What the task asks: For the listing below, report all lines that hold the word "this".

Data to use:

[Start of Attachment]

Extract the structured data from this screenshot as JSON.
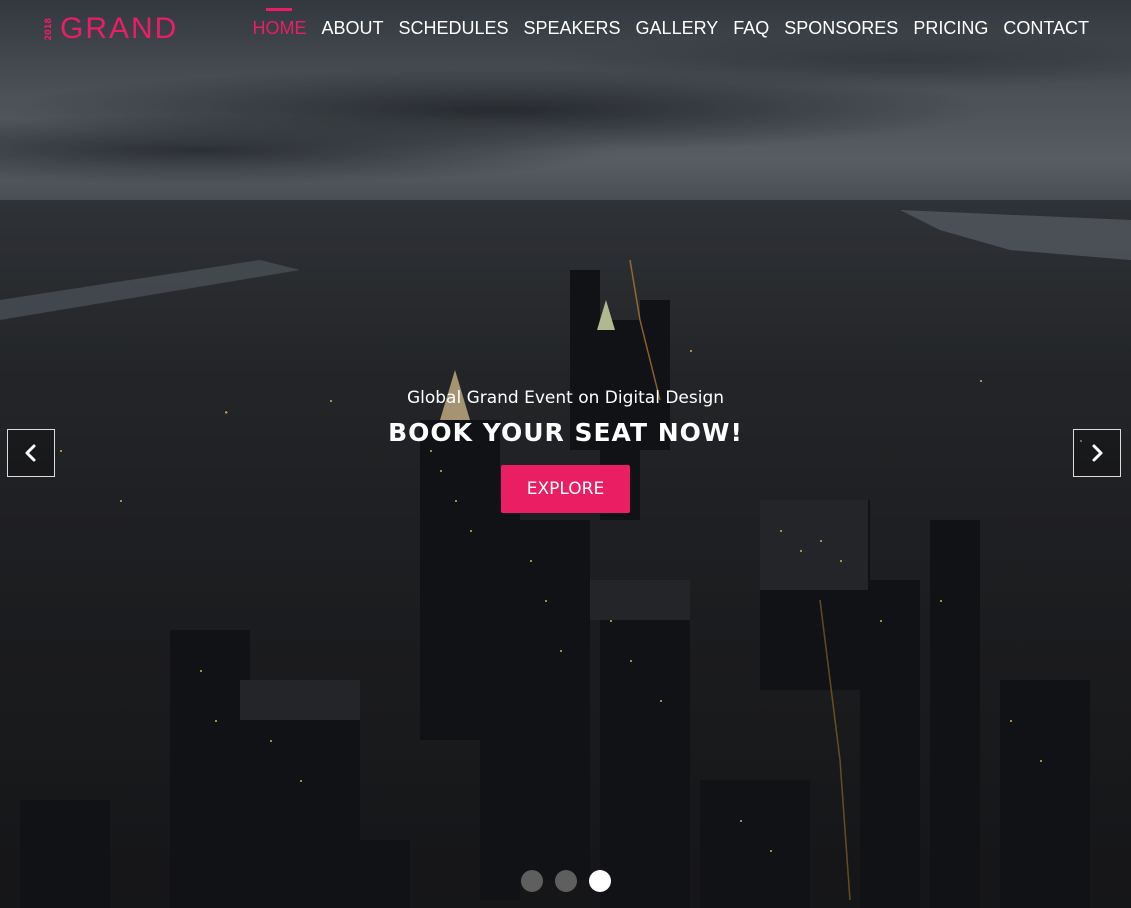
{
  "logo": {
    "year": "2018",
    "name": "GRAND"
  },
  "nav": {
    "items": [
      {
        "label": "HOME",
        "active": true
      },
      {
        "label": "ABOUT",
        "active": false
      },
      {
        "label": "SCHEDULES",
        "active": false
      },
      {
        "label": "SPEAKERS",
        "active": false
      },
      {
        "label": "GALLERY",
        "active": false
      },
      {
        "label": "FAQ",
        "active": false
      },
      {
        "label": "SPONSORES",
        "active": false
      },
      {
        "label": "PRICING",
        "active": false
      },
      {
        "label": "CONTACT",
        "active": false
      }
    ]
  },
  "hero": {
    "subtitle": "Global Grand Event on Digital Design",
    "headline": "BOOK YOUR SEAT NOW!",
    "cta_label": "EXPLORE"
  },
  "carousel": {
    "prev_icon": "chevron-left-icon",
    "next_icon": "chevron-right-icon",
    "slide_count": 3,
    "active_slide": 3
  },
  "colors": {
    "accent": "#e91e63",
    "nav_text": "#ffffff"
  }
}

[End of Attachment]
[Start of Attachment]

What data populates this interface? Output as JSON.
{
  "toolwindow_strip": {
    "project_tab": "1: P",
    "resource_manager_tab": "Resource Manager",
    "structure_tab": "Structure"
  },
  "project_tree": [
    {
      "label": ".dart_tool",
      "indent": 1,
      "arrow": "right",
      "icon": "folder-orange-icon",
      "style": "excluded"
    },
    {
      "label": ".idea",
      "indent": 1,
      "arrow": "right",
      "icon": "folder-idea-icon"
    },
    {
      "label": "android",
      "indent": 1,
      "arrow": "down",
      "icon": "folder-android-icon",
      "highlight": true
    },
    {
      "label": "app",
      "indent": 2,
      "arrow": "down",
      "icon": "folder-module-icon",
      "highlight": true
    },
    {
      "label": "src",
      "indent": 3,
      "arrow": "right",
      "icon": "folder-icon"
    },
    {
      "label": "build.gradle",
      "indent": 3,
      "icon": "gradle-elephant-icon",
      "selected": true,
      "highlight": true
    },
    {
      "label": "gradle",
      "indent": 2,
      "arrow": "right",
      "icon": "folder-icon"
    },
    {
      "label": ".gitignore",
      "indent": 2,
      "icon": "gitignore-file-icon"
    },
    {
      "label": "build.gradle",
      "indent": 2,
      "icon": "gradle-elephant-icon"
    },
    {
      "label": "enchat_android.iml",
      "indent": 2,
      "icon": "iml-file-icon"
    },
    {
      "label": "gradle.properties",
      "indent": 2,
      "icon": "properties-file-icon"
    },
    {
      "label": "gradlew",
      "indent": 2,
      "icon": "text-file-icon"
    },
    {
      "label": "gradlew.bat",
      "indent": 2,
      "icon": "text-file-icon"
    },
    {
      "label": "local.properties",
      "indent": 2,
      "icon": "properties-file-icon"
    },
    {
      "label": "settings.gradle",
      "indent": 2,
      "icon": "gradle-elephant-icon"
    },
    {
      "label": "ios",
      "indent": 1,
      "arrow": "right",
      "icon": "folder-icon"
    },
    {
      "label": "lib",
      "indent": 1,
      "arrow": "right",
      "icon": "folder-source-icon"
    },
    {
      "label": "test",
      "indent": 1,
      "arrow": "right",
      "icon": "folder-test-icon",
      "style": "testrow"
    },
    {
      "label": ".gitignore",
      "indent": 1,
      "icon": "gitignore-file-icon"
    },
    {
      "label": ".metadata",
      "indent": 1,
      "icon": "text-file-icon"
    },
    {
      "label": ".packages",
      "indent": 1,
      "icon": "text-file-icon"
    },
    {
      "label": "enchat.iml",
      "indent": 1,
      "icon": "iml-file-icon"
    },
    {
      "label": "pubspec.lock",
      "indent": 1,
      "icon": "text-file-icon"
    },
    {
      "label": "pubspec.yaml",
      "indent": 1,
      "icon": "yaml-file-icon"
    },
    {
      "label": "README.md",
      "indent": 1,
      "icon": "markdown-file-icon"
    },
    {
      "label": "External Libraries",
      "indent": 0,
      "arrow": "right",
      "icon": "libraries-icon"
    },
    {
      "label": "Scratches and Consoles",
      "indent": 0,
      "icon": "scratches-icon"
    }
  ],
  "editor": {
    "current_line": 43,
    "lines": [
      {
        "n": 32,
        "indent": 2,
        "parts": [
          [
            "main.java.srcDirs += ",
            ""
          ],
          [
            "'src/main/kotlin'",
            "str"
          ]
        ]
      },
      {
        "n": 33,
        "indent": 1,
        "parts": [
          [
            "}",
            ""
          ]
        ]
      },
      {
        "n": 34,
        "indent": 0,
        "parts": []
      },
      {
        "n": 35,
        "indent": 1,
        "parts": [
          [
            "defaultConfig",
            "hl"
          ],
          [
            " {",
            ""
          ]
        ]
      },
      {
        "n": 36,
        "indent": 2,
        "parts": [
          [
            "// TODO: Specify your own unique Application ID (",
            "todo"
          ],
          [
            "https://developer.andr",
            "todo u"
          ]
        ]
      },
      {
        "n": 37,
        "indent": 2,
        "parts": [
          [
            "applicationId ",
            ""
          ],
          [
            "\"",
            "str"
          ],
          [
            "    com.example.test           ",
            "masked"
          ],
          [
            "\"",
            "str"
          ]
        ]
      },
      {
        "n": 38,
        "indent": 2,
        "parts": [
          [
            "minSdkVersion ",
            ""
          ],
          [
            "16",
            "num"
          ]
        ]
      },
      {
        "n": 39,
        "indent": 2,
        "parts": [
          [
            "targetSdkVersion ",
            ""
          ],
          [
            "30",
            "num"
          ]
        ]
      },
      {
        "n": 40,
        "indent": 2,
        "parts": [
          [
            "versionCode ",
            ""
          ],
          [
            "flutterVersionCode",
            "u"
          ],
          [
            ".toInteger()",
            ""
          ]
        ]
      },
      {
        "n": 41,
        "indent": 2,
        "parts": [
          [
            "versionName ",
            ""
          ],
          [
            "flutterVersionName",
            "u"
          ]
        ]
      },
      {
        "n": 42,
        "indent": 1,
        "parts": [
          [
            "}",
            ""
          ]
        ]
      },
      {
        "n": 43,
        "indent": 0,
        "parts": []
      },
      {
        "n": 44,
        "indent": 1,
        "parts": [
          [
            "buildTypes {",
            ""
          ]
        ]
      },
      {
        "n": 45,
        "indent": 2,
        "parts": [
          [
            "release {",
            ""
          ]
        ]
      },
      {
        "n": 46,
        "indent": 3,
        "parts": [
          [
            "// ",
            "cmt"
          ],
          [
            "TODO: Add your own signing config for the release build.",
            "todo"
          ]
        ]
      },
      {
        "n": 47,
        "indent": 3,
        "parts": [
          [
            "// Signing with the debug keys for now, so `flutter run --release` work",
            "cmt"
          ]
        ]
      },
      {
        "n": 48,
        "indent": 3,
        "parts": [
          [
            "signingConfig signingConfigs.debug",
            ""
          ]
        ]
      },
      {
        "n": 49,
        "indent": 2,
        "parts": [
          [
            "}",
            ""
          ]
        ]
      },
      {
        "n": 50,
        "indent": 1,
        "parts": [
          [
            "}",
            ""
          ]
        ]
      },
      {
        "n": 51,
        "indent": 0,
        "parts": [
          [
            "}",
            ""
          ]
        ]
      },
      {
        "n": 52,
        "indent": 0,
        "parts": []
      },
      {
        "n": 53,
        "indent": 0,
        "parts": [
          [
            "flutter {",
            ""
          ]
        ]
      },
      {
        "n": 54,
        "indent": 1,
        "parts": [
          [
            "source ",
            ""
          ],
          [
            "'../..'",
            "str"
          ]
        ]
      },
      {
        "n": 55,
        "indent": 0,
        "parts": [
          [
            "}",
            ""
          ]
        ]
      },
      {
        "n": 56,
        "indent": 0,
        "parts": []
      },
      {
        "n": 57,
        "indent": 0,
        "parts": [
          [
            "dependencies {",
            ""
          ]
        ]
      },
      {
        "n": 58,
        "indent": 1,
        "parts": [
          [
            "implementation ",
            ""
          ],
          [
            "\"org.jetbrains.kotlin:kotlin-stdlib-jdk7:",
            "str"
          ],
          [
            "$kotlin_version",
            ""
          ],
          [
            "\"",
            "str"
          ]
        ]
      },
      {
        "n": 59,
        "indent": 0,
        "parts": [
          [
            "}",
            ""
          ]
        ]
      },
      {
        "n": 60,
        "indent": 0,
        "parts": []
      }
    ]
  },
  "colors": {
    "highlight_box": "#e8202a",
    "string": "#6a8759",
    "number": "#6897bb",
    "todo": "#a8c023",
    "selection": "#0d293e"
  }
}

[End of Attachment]
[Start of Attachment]

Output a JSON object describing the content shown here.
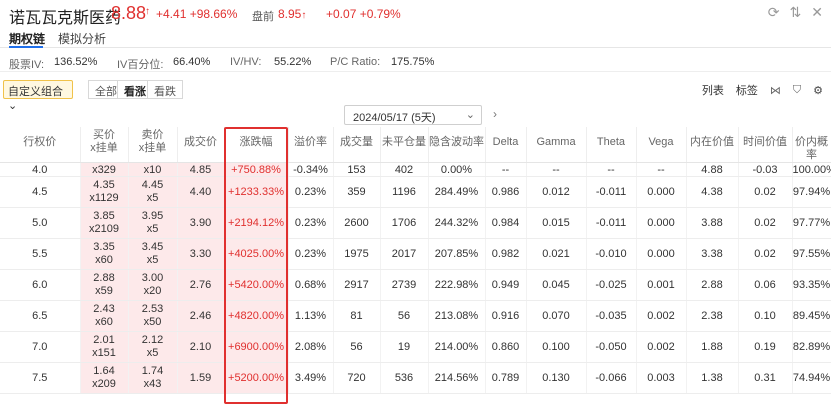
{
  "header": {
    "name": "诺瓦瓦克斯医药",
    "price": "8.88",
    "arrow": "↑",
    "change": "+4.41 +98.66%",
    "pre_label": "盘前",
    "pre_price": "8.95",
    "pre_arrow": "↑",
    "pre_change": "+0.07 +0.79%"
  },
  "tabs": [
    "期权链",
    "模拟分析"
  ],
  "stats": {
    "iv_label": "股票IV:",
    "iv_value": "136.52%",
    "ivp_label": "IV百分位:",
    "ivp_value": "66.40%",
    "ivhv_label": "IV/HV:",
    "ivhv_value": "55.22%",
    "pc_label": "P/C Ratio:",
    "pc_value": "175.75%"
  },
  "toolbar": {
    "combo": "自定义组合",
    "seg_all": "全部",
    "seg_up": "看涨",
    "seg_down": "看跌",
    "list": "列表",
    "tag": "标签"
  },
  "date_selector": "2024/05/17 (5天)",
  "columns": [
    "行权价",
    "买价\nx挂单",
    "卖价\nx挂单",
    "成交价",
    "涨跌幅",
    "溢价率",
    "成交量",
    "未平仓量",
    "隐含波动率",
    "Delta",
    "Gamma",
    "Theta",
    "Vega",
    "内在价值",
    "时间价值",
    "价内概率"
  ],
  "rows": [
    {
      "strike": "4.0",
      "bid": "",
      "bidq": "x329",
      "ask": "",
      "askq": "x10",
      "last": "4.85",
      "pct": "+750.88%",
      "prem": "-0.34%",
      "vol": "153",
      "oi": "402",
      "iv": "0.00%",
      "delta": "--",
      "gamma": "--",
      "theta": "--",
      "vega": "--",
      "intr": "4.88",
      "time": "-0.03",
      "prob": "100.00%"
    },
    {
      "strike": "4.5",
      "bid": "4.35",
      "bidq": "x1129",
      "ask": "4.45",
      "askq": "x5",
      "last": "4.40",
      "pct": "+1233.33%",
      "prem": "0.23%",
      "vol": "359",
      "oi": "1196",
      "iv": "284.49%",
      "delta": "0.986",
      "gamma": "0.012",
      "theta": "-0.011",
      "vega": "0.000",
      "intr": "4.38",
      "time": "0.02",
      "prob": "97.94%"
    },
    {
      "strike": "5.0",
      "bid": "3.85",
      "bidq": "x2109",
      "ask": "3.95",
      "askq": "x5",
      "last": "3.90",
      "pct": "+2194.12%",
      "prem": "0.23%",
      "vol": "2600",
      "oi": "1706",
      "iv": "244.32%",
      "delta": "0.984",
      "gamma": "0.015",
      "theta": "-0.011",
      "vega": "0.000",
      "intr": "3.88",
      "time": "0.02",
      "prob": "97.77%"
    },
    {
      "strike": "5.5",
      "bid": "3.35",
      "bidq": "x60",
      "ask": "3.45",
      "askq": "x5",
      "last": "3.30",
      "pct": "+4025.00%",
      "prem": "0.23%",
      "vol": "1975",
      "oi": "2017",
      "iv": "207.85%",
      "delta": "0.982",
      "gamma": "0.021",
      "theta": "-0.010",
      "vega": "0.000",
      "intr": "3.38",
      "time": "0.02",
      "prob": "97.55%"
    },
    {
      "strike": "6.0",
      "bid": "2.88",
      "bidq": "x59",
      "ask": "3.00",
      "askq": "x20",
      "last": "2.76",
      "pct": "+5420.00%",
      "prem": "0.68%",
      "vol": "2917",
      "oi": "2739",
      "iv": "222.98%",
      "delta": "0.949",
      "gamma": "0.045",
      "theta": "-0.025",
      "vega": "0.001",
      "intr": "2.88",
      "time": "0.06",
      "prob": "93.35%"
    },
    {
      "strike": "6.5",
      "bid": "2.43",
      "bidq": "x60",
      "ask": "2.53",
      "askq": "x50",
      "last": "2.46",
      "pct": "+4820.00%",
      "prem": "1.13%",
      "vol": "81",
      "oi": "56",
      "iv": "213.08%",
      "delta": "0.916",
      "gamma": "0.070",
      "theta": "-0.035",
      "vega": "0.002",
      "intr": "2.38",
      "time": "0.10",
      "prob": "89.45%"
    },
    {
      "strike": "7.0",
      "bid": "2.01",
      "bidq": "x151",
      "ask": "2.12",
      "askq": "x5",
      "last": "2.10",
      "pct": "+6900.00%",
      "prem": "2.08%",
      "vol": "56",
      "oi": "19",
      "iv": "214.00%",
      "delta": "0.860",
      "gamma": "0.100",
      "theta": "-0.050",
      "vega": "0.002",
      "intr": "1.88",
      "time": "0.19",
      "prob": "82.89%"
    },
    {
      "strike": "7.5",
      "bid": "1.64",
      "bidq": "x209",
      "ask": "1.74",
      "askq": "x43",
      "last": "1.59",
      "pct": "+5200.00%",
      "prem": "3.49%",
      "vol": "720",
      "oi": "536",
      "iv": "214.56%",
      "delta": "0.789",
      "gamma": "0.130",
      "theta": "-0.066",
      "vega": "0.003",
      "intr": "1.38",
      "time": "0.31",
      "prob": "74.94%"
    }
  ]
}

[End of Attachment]

Result of the exercise:
Extract the structured data from this screenshot as JSON.
What data populates this interface? Output as JSON.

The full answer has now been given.